- Yesterday, Firefox turned four. At the time, we were very proud to release a piece of software in a dozen languages. It was indeed quite an achievement, but we're now heading to a release of Firefox 3.1 in more than 60 langages
- 700 millions downloads (on Nov 3rd) (we know that downloads is not the most meaningful metric, but it's still impressive when we think about it).
- Mozilla surpasses 20% worldwide maket share.
In just 4 years, things have changed tremendously in the browser space: more innovation, more players. Overall, the Web is in a much better shape than before, and the outlook is much more positive. One should remember that in 2003, anybody building Web sites made them exclusively for Internet Explorer, a browser which was not maintained at the time. How things have changed since then! In places like Spain, France, Germany and Poland, Firefox is used by 30 to 40% of Internet users
In just 4 years, Mozilla has demonstrated a few key things:
- Open-Source / Free-Software can put into the hands of users high quality desktop applications
- Building a sustainable not-for-profit organization is possible
- People care about browsers and the Web and are ready to step up and help to shape the on-line future
Now, a lot needs to be done by Mozilla (and this is just an incomplete list):
- Articulate better what is Mozilla as a movement, and where it's going
- Keep making progress on the desktop, now that competition is back
- Show relevance in the Mobile market
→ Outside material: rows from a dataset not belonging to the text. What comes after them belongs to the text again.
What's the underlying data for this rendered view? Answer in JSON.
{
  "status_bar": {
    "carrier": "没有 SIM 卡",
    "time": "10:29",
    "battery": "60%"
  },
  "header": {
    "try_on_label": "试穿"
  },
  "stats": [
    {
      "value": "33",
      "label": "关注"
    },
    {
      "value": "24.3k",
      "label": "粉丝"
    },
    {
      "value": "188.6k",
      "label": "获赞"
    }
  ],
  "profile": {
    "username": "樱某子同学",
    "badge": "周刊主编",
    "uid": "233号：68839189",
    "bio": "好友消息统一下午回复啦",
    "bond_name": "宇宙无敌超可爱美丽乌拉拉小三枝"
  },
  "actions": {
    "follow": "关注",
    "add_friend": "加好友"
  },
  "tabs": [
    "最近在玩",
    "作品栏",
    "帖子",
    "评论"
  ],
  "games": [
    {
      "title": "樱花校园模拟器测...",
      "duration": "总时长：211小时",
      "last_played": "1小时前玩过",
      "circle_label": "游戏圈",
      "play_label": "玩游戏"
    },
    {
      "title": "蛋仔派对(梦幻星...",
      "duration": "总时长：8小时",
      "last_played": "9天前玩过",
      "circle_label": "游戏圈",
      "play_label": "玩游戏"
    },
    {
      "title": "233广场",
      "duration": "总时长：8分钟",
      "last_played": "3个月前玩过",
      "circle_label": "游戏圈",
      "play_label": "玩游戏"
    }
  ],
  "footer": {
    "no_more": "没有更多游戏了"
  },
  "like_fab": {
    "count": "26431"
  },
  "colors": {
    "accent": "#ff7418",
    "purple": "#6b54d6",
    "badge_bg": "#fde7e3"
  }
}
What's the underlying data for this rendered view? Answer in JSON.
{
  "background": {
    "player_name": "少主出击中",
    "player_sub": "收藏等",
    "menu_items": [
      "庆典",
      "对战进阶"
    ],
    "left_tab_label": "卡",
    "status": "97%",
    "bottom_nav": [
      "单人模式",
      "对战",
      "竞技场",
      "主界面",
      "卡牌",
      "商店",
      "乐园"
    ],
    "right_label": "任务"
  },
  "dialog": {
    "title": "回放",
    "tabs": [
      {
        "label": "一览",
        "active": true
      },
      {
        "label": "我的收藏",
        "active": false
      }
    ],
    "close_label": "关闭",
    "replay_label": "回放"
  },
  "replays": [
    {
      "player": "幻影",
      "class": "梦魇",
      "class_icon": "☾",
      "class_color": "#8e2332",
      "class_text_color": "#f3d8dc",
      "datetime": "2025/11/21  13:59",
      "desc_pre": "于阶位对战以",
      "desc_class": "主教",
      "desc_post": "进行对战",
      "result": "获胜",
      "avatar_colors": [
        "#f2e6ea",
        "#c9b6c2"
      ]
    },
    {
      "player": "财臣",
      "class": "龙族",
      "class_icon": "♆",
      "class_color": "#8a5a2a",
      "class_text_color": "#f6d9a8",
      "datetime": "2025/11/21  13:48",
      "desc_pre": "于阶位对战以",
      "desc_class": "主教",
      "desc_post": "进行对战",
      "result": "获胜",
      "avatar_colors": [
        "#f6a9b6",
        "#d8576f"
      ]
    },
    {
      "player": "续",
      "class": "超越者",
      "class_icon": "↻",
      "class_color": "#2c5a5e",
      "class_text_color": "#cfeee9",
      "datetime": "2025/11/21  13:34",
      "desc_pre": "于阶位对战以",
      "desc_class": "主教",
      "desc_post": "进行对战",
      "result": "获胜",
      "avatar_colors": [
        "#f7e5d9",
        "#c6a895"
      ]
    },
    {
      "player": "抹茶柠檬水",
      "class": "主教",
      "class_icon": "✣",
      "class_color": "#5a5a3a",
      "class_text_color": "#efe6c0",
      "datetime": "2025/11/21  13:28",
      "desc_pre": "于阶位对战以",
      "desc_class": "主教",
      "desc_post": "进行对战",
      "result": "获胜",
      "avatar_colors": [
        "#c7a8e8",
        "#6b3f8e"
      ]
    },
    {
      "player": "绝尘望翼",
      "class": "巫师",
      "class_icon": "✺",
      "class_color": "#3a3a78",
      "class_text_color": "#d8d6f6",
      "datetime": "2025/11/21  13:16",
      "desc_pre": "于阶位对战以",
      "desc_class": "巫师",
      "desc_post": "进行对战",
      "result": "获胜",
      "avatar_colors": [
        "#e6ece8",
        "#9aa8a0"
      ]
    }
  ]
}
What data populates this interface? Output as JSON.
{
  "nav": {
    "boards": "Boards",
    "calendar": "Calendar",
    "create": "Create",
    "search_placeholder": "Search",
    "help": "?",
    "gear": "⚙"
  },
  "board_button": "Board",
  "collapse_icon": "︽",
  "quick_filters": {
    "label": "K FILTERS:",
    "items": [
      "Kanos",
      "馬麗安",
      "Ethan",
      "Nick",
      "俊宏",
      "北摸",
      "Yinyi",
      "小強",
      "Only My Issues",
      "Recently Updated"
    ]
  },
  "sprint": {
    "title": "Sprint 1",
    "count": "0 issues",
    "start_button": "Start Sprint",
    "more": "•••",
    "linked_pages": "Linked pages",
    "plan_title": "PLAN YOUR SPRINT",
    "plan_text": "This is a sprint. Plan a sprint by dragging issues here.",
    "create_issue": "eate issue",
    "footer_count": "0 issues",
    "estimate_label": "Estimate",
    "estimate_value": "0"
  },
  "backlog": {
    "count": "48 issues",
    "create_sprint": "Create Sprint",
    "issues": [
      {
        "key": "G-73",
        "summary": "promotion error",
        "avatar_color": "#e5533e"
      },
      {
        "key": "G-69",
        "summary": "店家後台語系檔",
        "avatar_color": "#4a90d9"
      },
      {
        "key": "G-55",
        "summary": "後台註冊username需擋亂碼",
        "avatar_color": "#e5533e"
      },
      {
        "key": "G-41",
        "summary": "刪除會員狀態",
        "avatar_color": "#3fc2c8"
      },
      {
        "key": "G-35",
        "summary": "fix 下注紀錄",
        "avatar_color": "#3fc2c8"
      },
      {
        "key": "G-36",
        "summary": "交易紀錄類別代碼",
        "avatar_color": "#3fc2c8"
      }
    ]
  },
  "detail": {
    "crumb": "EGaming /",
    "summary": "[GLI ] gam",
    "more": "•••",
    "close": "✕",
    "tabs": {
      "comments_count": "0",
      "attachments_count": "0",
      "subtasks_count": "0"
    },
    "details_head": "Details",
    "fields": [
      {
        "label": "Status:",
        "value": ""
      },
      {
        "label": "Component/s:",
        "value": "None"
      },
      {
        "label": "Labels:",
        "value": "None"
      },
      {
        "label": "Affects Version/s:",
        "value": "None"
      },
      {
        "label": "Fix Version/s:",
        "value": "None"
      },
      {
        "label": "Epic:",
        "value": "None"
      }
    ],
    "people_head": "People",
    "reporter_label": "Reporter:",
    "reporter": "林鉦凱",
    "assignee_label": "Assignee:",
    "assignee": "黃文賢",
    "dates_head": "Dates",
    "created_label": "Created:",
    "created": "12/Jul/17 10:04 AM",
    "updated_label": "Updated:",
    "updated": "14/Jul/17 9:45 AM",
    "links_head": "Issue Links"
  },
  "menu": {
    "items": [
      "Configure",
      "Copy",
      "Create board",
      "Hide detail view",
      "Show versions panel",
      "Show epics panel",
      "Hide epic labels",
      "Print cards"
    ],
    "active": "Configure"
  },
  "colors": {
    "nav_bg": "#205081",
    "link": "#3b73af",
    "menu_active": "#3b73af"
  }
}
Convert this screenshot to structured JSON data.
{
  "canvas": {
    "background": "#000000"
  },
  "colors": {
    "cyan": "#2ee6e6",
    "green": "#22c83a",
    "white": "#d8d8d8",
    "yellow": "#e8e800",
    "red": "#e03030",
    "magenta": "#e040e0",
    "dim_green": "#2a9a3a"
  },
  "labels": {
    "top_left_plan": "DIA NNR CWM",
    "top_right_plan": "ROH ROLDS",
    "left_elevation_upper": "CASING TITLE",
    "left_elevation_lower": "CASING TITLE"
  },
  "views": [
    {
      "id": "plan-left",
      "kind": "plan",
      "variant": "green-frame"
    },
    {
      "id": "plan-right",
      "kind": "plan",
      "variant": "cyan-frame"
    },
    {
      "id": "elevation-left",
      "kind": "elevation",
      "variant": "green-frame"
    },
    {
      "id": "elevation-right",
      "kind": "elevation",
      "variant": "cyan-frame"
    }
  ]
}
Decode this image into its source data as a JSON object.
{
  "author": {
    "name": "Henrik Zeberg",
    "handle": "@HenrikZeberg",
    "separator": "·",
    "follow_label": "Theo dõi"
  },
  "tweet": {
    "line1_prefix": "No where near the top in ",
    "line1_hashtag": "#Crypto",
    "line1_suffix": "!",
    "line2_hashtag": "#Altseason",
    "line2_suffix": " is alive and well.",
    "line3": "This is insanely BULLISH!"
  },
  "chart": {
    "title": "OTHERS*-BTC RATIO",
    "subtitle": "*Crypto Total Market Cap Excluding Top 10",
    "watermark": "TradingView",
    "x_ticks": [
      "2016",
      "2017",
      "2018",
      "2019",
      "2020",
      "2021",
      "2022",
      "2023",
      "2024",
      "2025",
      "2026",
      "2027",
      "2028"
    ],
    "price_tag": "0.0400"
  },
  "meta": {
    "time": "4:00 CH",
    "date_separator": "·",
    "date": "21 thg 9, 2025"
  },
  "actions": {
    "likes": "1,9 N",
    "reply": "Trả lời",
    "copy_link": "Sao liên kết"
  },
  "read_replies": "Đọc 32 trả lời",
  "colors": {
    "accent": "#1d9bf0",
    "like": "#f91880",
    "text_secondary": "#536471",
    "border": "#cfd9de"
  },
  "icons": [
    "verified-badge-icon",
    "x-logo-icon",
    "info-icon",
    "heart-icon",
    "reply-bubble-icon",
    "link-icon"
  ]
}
- Lead on the data and privacy issues on the Web.
We're trying, with the 2010 goals initiative to decide what should Mozilla be doing in the next 2 years. Want to participate? Head to the Wiki discussion page and try to answer the following question:
What can Mozilla do with our products and our product development processes to move the Internet toward our vision of an open, decentralized, participatory place in the next two years?
... or leave a comment below.